INSTRUCTIONS FOR THE TASK: The response must restate the data exactly, with nothing left out.
**** INPUT
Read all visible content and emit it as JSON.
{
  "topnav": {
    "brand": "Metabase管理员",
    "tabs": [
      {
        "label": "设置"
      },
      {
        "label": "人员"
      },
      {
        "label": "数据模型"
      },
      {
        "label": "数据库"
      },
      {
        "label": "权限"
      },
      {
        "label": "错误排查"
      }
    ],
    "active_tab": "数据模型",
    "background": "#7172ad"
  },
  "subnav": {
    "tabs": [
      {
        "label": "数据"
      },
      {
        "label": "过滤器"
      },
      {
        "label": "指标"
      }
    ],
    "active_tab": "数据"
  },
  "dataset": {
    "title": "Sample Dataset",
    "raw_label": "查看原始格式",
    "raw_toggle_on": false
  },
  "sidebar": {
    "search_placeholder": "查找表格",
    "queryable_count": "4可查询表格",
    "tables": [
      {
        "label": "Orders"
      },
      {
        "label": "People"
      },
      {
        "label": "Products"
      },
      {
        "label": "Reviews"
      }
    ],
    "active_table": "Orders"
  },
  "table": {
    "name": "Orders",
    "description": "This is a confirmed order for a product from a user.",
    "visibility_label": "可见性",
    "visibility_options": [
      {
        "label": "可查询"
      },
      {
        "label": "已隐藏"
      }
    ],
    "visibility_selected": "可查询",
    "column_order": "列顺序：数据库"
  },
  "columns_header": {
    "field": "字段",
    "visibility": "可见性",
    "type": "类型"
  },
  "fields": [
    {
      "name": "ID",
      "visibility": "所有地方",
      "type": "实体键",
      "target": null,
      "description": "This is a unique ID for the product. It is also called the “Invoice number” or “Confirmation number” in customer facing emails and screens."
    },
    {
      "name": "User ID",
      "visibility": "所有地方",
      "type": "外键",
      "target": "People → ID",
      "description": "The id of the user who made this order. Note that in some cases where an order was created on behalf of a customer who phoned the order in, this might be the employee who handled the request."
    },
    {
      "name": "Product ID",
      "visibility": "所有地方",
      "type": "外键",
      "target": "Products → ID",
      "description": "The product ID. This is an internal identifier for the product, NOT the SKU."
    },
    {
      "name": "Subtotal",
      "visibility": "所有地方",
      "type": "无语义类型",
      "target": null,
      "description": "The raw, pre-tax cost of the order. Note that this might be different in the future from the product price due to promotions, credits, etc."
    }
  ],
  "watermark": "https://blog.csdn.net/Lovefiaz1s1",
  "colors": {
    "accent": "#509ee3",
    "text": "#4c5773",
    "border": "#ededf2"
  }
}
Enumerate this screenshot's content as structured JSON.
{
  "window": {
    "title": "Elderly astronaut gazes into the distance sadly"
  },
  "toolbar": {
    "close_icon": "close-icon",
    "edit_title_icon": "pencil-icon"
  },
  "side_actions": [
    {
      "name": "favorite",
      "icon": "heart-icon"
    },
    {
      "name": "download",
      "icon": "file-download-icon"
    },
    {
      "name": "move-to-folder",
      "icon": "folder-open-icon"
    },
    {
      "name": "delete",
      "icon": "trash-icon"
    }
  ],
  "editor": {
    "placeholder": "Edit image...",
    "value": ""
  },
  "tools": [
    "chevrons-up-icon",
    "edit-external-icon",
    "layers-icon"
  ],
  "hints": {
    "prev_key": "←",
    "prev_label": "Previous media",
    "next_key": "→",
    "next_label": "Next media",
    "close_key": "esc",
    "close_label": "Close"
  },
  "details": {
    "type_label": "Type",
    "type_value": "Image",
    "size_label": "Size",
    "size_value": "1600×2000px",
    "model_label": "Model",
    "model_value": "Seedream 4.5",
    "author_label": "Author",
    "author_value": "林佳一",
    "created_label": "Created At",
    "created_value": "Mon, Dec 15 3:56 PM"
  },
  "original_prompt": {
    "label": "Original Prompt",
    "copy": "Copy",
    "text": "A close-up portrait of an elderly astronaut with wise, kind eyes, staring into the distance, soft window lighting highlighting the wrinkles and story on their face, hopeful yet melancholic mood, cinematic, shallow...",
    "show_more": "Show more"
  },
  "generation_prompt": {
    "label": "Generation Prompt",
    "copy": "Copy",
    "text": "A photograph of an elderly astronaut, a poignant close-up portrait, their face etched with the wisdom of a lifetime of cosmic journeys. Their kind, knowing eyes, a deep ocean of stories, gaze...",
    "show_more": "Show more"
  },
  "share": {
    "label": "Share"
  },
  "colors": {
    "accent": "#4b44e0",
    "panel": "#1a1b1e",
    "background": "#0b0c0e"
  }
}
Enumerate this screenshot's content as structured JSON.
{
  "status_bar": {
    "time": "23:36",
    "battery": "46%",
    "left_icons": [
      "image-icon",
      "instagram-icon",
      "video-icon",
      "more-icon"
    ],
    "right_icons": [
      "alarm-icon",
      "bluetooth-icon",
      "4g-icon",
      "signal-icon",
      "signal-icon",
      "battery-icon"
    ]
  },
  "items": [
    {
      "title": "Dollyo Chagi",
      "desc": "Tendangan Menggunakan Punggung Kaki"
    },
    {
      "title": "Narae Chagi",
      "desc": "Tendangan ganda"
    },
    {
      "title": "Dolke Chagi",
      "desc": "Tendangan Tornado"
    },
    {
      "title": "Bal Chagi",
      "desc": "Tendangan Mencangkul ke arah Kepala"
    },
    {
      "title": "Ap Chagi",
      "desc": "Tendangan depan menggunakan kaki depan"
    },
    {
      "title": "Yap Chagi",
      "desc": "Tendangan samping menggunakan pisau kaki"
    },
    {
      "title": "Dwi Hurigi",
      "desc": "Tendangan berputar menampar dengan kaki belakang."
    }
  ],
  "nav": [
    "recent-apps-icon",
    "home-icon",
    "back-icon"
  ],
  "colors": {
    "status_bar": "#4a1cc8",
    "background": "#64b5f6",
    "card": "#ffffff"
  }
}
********
TASK SOLUTION:
Read all visible content and emit it as JSON.
{
  "topnav": {
    "brand": "Metabase管理员",
    "tabs": [
      {
        "label": "设置"
      },
      {
        "label": "人员"
      },
      {
        "label": "数据模型"
      },
      {
        "label": "数据库"
      },
      {
        "label": "权限"
      },
      {
        "label": "错误排查"
      }
    ],
    "active_tab": "数据模型",
    "background": "#7172ad"
  },
  "subnav": {
    "tabs": [
      {
        "label": "数据"
      },
      {
        "label": "过滤器"
      },
      {
        "label": "指标"
      }
    ],
    "active_tab": "数据"
  },
  "dataset": {
    "title": "Sample Dataset",
    "raw_label": "查看原始格式",
    "raw_toggle_on": false
  },
  "sidebar": {
    "search_placeholder": "查找表格",
    "queryable_count": "4可查询表格",
    "tables": [
      {
        "label": "Orders"
      },
      {
        "label": "People"
      },
      {
        "label": "Products"
      },
      {
        "label": "Reviews"
      }
    ],
    "active_table": "Orders"
  },
  "table": {
    "name": "Orders",
    "description": "This is a confirmed order for a product from a user.",
    "visibility_label": "可见性",
    "visibility_options": [
      {
        "label": "可查询"
      },
      {
        "label": "已隐藏"
      }
    ],
    "visibility_selected": "可查询",
    "column_order": "列顺序：数据库"
  },
  "columns_header": {
    "field": "字段",
    "visibility": "可见性",
    "type": "类型"
  },
  "fields": [
    {
      "name": "ID",
      "visibility": "所有地方",
      "type": "实体键",
      "target": null,
      "description": "This is a unique ID for the product. It is also called the “Invoice number” or “Confirmation number” in customer facing emails and screens."
    },
    {
      "name": "User ID",
      "visibility": "所有地方",
      "type": "外键",
      "target": "People → ID",
      "description": "The id of the user who made this order. Note that in some cases where an order was created on behalf of a customer who phoned the order in, this might be the employee who handled the request."
    },
    {
      "name": "Product ID",
      "visibility": "所有地方",
      "type": "外键",
      "target": "Products → ID",
      "description": "The product ID. This is an internal identifier for the product, NOT the SKU."
    },
    {
      "name": "Subtotal",
      "visibility": "所有地方",
      "type": "无语义类型",
      "target": null,
      "description": "The raw, pre-tax cost of the order. Note that this might be different in the future from the product price due to promotions, credits, etc."
    }
  ],
  "watermark": "https://blog.csdn.net/Lovefiaz1s1",
  "colors": {
    "accent": "#509ee3",
    "text": "#4c5773",
    "border": "#ededf2"
  }
}
Enumerate this screenshot's content as structured JSON.
{
  "window": {
    "title": "Elderly astronaut gazes into the distance sadly"
  },
  "toolbar": {
    "close_icon": "close-icon",
    "edit_title_icon": "pencil-icon"
  },
  "side_actions": [
    {
      "name": "favorite",
      "icon": "heart-icon"
    },
    {
      "name": "download",
      "icon": "file-download-icon"
    },
    {
      "name": "move-to-folder",
      "icon": "folder-open-icon"
    },
    {
      "name": "delete",
      "icon": "trash-icon"
    }
  ],
  "editor": {
    "placeholder": "Edit image...",
    "value": ""
  },
  "tools": [
    "chevrons-up-icon",
    "edit-external-icon",
    "layers-icon"
  ],
  "hints": {
    "prev_key": "←",
    "prev_label": "Previous media",
    "next_key": "→",
    "next_label": "Next media",
    "close_key": "esc",
    "close_label": "Close"
  },
  "details": {
    "type_label": "Type",
    "type_value": "Image",
    "size_label": "Size",
    "size_value": "1600×2000px",
    "model_label": "Model",
    "model_value": "Seedream 4.5",
    "author_label": "Author",
    "author_value": "林佳一",
    "created_label": "Created At",
    "created_value": "Mon, Dec 15 3:56 PM"
  },
  "original_prompt": {
    "label": "Original Prompt",
    "copy": "Copy",
    "text": "A close-up portrait of an elderly astronaut with wise, kind eyes, staring into the distance, soft window lighting highlighting the wrinkles and story on their face, hopeful yet melancholic mood, cinematic, shallow...",
    "show_more": "Show more"
  },
  "generation_prompt": {
    "label": "Generation Prompt",
    "copy": "Copy",
    "text": "A photograph of an elderly astronaut, a poignant close-up portrait, their face etched with the wisdom of a lifetime of cosmic journeys. Their kind, knowing eyes, a deep ocean of stories, gaze...",
    "show_more": "Show more"
  },
  "share": {
    "label": "Share"
  },
  "colors": {
    "accent": "#4b44e0",
    "panel": "#1a1b1e",
    "background": "#0b0c0e"
  }
}
Enumerate this screenshot's content as structured JSON.
{
  "status_bar": {
    "time": "23:36",
    "battery": "46%",
    "left_icons": [
      "image-icon",
      "instagram-icon",
      "video-icon",
      "more-icon"
    ],
    "right_icons": [
      "alarm-icon",
      "bluetooth-icon",
      "4g-icon",
      "signal-icon",
      "signal-icon",
      "battery-icon"
    ]
  },
  "items": [
    {
      "title": "Dollyo Chagi",
      "desc": "Tendangan Menggunakan Punggung Kaki"
    },
    {
      "title": "Narae Chagi",
      "desc": "Tendangan ganda"
    },
    {
      "title": "Dolke Chagi",
      "desc": "Tendangan Tornado"
    },
    {
      "title": "Bal Chagi",
      "desc": "Tendangan Mencangkul ke arah Kepala"
    },
    {
      "title": "Ap Chagi",
      "desc": "Tendangan depan menggunakan kaki depan"
    },
    {
      "title": "Yap Chagi",
      "desc": "Tendangan samping menggunakan pisau kaki"
    },
    {
      "title": "Dwi Hurigi",
      "desc": "Tendangan berputar menampar dengan kaki belakang."
    }
  ],
  "nav": [
    "recent-apps-icon",
    "home-icon",
    "back-icon"
  ],
  "colors": {
    "status_bar": "#4a1cc8",
    "background": "#64b5f6",
    "card": "#ffffff"
  }
}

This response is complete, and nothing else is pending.